Report every line of the data that includes "start".
--- --- ---
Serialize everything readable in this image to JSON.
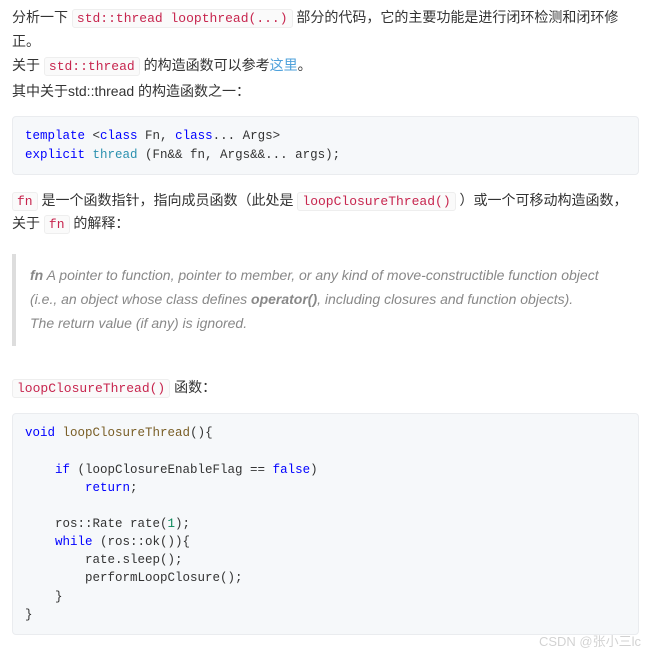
{
  "para1": {
    "pre": "分析一下 ",
    "code": "std::thread loopthread(...)",
    "post": " 部分的代码，它的主要功能是进行闭环检测和闭环修正。"
  },
  "para2": {
    "pre": "关于 ",
    "code": "std::thread",
    "mid": " 的构造函数可以参考",
    "link": "这里",
    "post": "。"
  },
  "para3": "其中关于std::thread 的构造函数之一：",
  "codeblock1": {
    "l1a": "template",
    "l1b": " <",
    "l1c": "class",
    "l1d": " Fn, ",
    "l1e": "class",
    "l1f": "... Args>",
    "l2a": "explicit",
    "l2b": " ",
    "l2c": "thread",
    "l2d": " (Fn&& fn, Args&&... args);"
  },
  "para4": {
    "code1": "fn",
    "t1": " 是一个函数指针，指向成员函数（此处是 ",
    "code2": "loopClosureThread()",
    "t2": " ）或一个可移动构造函数，关于 ",
    "code3": "fn",
    "t3": " 的解释："
  },
  "quote": {
    "s1": "fn",
    "s2": " A pointer to function, pointer to member, or any kind of move-constructible function object (i.e., an object whose class defines ",
    "s3": "operator()",
    "s4": ", including closures and function objects).",
    "s5": "The return value (if any) is ignored."
  },
  "para5": {
    "code": "loopClosureThread()",
    "post": " 函数："
  },
  "codeblock2": {
    "k_void": "void",
    "fn": "loopClosureThread",
    "l1_tail": "(){",
    "k_if": "if",
    "l3_mid": " (loopClosureEnableFlag == ",
    "k_false": "false",
    "l3_tail": ")",
    "k_return": "return",
    "l4_tail": ";",
    "l6": "    ros::Rate rate(",
    "n1": "1",
    "l6_tail": ");",
    "k_while": "while",
    "l7_mid": " (ros::ok()){",
    "l8": "        rate.sleep();",
    "l9": "        performLoopClosure();",
    "l10": "    }",
    "l11": "}"
  },
  "watermark": "CSDN @张小三lc"
}
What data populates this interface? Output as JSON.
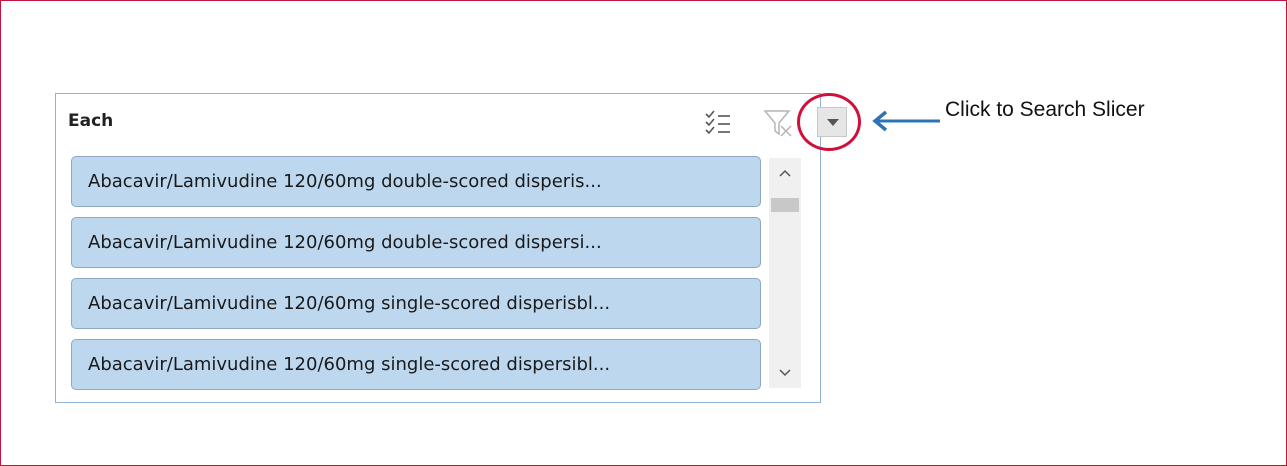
{
  "slicer": {
    "title": "Each",
    "header_icons": {
      "multi_select": "multi-select-icon",
      "clear_filter": "clear-filter-icon",
      "dropdown": "chevron-down-icon"
    },
    "items": [
      {
        "label": "Abacavir/Lamivudine 120/60mg double-scored disperis..."
      },
      {
        "label": "Abacavir/Lamivudine 120/60mg double-scored dispersi..."
      },
      {
        "label": "Abacavir/Lamivudine 120/60mg single-scored disperisbl..."
      },
      {
        "label": "Abacavir/Lamivudine 120/60mg single-scored dispersibl..."
      }
    ]
  },
  "annotation": {
    "callout_text": "Click to Search Slicer",
    "highlight_color": "#d0103a",
    "arrow_color": "#2e74b5"
  },
  "colors": {
    "frame_border": "#c0143c",
    "item_fill": "#bdd7ee",
    "slicer_border": "#8fb2d6"
  }
}
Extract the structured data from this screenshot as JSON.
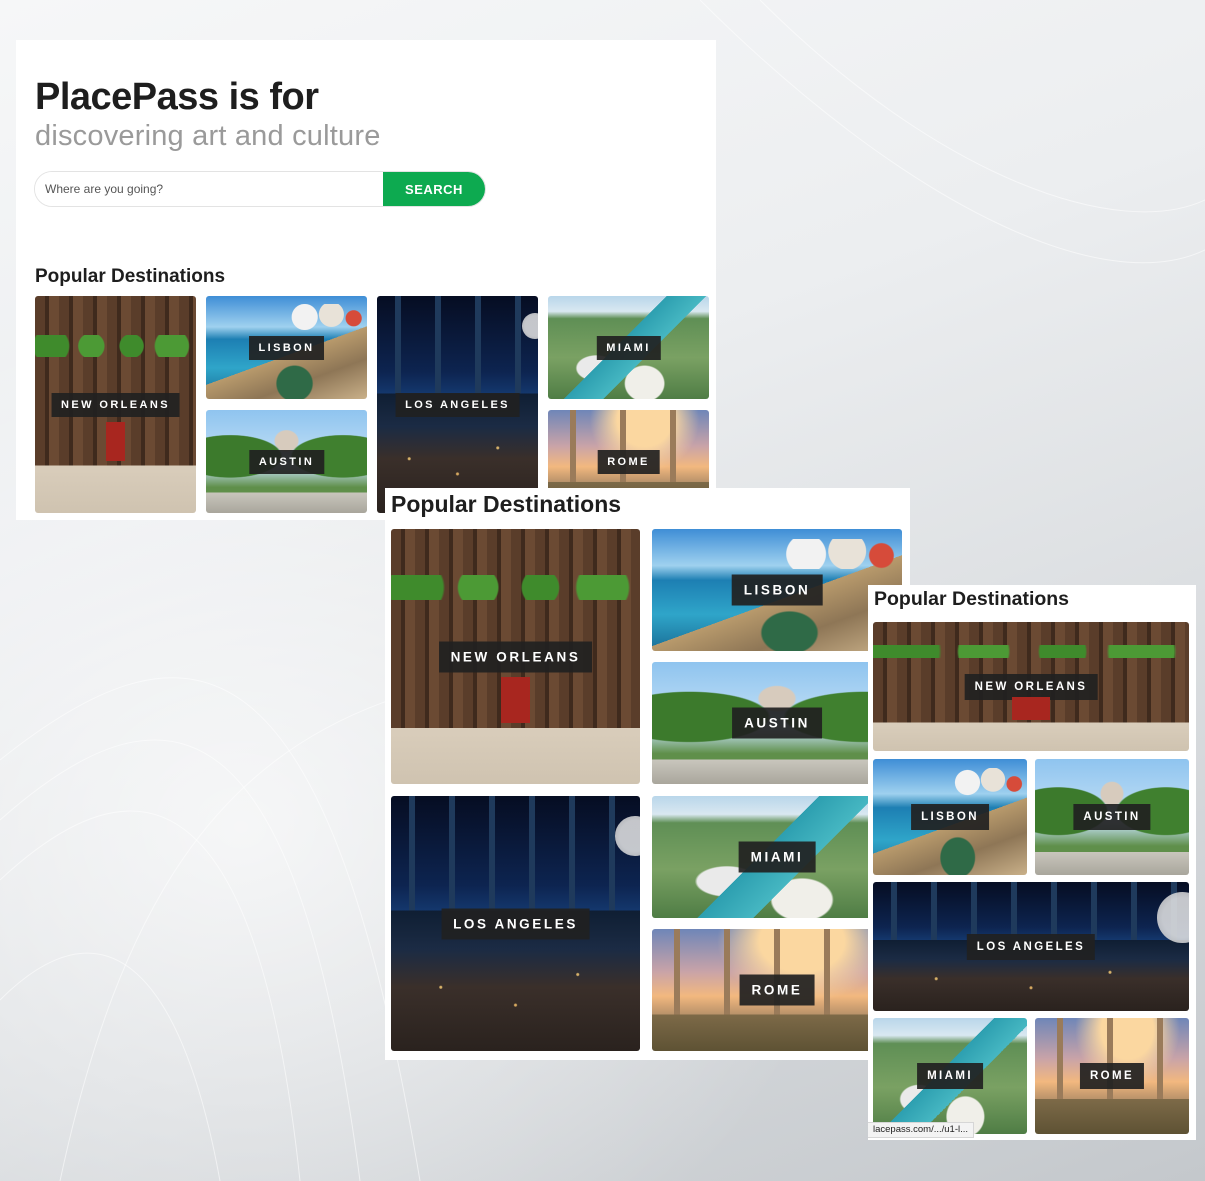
{
  "hero": {
    "title": "PlacePass is for",
    "subtitle": "discovering art and culture"
  },
  "search": {
    "placeholder": "Where are you going?",
    "button_label": "SEARCH",
    "button_color": "#0daa50"
  },
  "desktop": {
    "section_title": "Popular Destinations",
    "destinations": [
      "NEW ORLEANS",
      "LISBON",
      "AUSTIN",
      "LOS ANGELES",
      "MIAMI",
      "ROME"
    ]
  },
  "tablet": {
    "section_title": "Popular Destinations",
    "destinations": [
      "NEW ORLEANS",
      "LISBON",
      "AUSTIN",
      "LOS ANGELES",
      "MIAMI",
      "ROME"
    ]
  },
  "mobile": {
    "section_title": "Popular Destinations",
    "destinations": [
      "NEW ORLEANS",
      "LISBON",
      "AUSTIN",
      "LOS ANGELES",
      "MIAMI",
      "ROME"
    ],
    "status_url": "lacepass.com/.../u1-l..."
  }
}
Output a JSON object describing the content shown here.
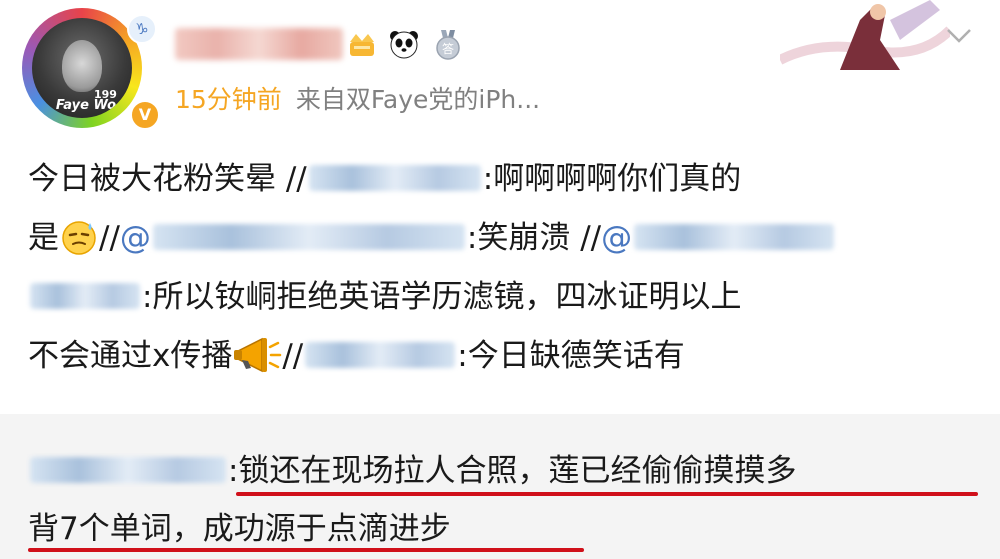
{
  "header": {
    "meta_time": "15分钟前",
    "meta_source": "来自双Faye党的iPh...",
    "avatar_caption": "Faye Wo",
    "avatar_number": "199",
    "zodiac_symbol": "♑",
    "verified_symbol": "V",
    "badge_text": "答"
  },
  "post": {
    "line1_a": "今日被大花粉笑晕 //",
    "line1_b": ":啊啊啊啊你们真的",
    "line2_a": "是",
    "line2_b": "//",
    "line2_c": "@",
    "line2_d": ":笑崩溃 //",
    "line2_e": "@",
    "line3_a": ":所以钕峒拒绝英语学历滤镜，四冰证明以上",
    "line4_a": "不会通过x传播",
    "line4_b": "//",
    "line4_c": ":今日缺德笑话有"
  },
  "retweet": {
    "line1": ":锁还在现场拉人合照，莲已经偷偷摸摸多",
    "line2": "背7个单词，成功源于点滴进步"
  },
  "colors": {
    "time": "#f5a623",
    "source": "#808080",
    "link": "#4a78c0",
    "underline": "#d0101a",
    "retweet_bg": "#f4f4f4"
  },
  "icons": [
    "zodiac-capricorn-icon",
    "verified-icon",
    "crown-icon",
    "panda-icon",
    "medal-icon",
    "chevron-down-icon",
    "sweat-smile-emoji-icon",
    "megaphone-emoji-icon"
  ]
}
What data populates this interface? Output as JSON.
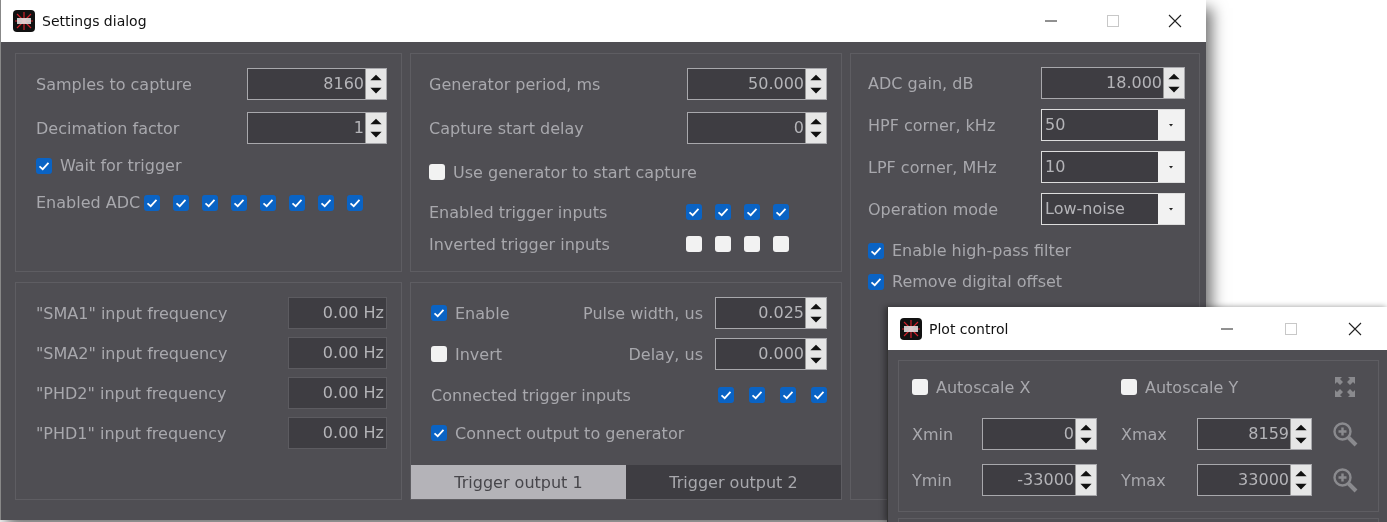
{
  "window": {
    "title": "Settings dialog"
  },
  "capture": {
    "fields": [
      {
        "label": "Samples to capture",
        "value": "8160"
      },
      {
        "label": "Decimation factor",
        "value": "1"
      }
    ],
    "wait_for_trigger": {
      "label": "Wait for trigger",
      "checked": true
    },
    "enabled_adc": {
      "label": "Enabled ADC",
      "checks": [
        true,
        true,
        true,
        true,
        true,
        true,
        true,
        true
      ]
    }
  },
  "generator": {
    "fields": [
      {
        "label": "Generator period, ms",
        "value": "50.000"
      },
      {
        "label": "Capture start delay",
        "value": "0"
      }
    ],
    "use_generator": {
      "label": "Use generator to start capture",
      "checked": false
    },
    "trigger_rows": [
      {
        "label": "Enabled trigger inputs",
        "checks": [
          true,
          true,
          true,
          true
        ]
      },
      {
        "label": "Inverted trigger inputs",
        "checks": [
          false,
          false,
          false,
          false
        ]
      }
    ]
  },
  "adc": {
    "gain": {
      "label": "ADC gain, dB",
      "value": "18.000"
    },
    "selects": [
      {
        "label": "HPF corner, kHz",
        "value": "50"
      },
      {
        "label": "LPF corner, MHz",
        "value": "10"
      },
      {
        "label": "Operation mode",
        "value": "Low-noise"
      }
    ],
    "options": [
      {
        "label": "Enable high-pass filter",
        "checked": true
      },
      {
        "label": "Remove digital offset",
        "checked": true
      }
    ]
  },
  "frequencies": [
    {
      "label": "\"SMA1\" input frequency",
      "value": "0.00 Hz"
    },
    {
      "label": "\"SMA2\" input frequency",
      "value": "0.00 Hz"
    },
    {
      "label": "\"PHD2\" input frequency",
      "value": "0.00 Hz"
    },
    {
      "label": "\"PHD1\" input frequency",
      "value": "0.00 Hz"
    }
  ],
  "trigger_output": {
    "enable": {
      "label": "Enable",
      "checked": true
    },
    "pulse_width": {
      "label": "Pulse width, us",
      "value": "0.025"
    },
    "invert": {
      "label": "Invert",
      "checked": false
    },
    "delay": {
      "label": "Delay, us",
      "value": "0.000"
    },
    "connected": {
      "label": "Connected trigger inputs",
      "checks": [
        true,
        true,
        true,
        true
      ]
    },
    "connect_generator": {
      "label": "Connect output to generator",
      "checked": true
    },
    "tabs": [
      {
        "label": "Trigger output 1",
        "selected": true
      },
      {
        "label": "Trigger output 2",
        "selected": false
      }
    ]
  },
  "plot_control": {
    "title": "Plot control",
    "autoscale": [
      {
        "label": "Autoscale X",
        "checked": false
      },
      {
        "label": "Autoscale Y",
        "checked": false
      }
    ],
    "ranges": [
      {
        "min_label": "Xmin",
        "min": "0",
        "max_label": "Xmax",
        "max": "8159"
      },
      {
        "min_label": "Ymin",
        "min": "-33000",
        "max_label": "Ymax",
        "max": "33000"
      }
    ]
  }
}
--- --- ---
OUTPUT FOR THIS TASK
        "label": "Capture start delay",
      "label": "Use generator to start capture",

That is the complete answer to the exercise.